Cape Breton University is joining a growing list of Nova Scotia post-secondary institutions that are requiring its students, staff and faculty to be vaccinated against COVID-19.
In a letter to the university community on Thursday, President and vice-chancellor David Dingwall said he is “thrilled” to have employees and students back on campus in a couple weeks, and will implementing additional COVID-19 measures.
Anyone involved in varsity sports must be fully vaccinated as of Sept. 1.
All students, staff and faculty are “expected” to be fully vaccinated by Oct. 15. In order to be fully vaccinated, 14 days must have passed since the second dose. That means the second dose must be received by Oct. 1.
“Everyone will be asked to submit proof of vaccination by that date. We are working with IT Services and Human Resources to finalize a system to implement this process. This will be communicated in the coming week,” the letter states.
Those who cannot be vaccinated for medical reasons will be tested twice a week for COVID-19 and must wear a mask.
Dingwall points out that post-secondary institutions won’t be required to keep social distancing requirements when the fall semester starts. However, he asks people to be “mindful of one another’s space.” And while masks will still be enforced in common areas, including classrooms, until the end of September, the protocol will be re-assessed after that.
The university is also making testing and vaccination readily available on campus when school starts in September “for as long as required.”
Some schools mandating vaccines, others opting not to
Most recently, Dalhousie University announced it was requiring students and staff to be vaccinated in the fall. Those who aren’t, or only have one dose, will have to be tested twice a week.

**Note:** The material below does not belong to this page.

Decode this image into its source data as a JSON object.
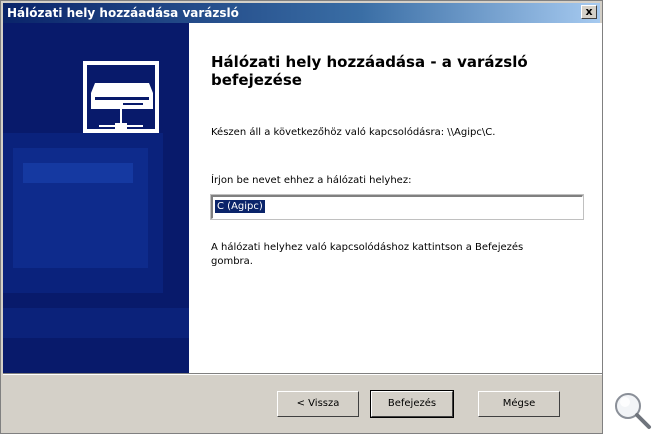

Dalhousie said prior to making this decision, the school polled its students, faculty and staff. More than 10,000 respondents took part and preliminary results showed more than 95 per cent of them are or plan to be fully vaccinated in the fall.
Mount Saint Vincent University has set an Oct. 13 deadline for its community to be fully vaccinated. Those who aren’t will be tested twice a week, and rapid testing will be offered on campus.
Nova Scotia Community College (NSCC) has a similar policy. Members of its community have until Oct. 12 to provide proof of vaccination.
As well, NSCAD University will require either proof of full vaccination before returning to campus, or proof of twice weekly regular testing.
Saint Mary’s University in Halifax initially said proof of vaccination would only be required for varsity athletes, students in club sports, coaches, staff in the athletics department and people living in residences.
However, it later expanded its requirement for proof of vaccination from all faculty, staff and students.
“The university will begin collecting this no later than September 3 to ensure the community is ready for the return of classes,” the school said in its latest update.
“Anyone who is not fully vaccinated or who refuses to provide proof of vaccination will be required to undergo COVID testing twice per week at on-campus facilities and will be given information about how to access on-campus vaccine clinics or local pharmacies.”
St. Francis Xavier University (St. FX) has not mandated vaccinations at this point, however its teachers union has issued a statement calling on administration to make it mandatory.
“Members are worried about having classrooms at full capacity with poor ventilation, especially in some of the older buildings,” wrote Martin van Bommel, president of the St. Francis Xavier University Association of University Teachers.
“Some Members and their close contacts are immunocompromised or unable to receive the vaccine for medical reasons, and many Members have young children for whom the vaccine is not approved.”
On Aug. 26, the school updated its policy to say it is beginning consultations with the union and students’ union on a mandatory testing policy.
“While we strongly encourage regular asymptomatic testing among all members of the community, constituents who are fully vaccinated will be exempt from mandatory testing with proper proof of vaccination,” the university wrote.
Meanwhile, Acadia University in Wolfville has confirmed with Global News it will not be implementing mandatory vaccination at this time.
We have a comprehensive package of public health measures in place and are seeing high vaccination rates in our surveys of students and employees. Our back-to-campus plan and vaccination policy were developed and approved in consultation with Public Health,” wrote Sherri Turner, director of communications.
“The University recognizes that not everyone can or will be completely vaccinated before returning to campus in September, so recommended health and safety measures like mask wearing, regular testing, and physical distancing remain in place for the time being.”View link »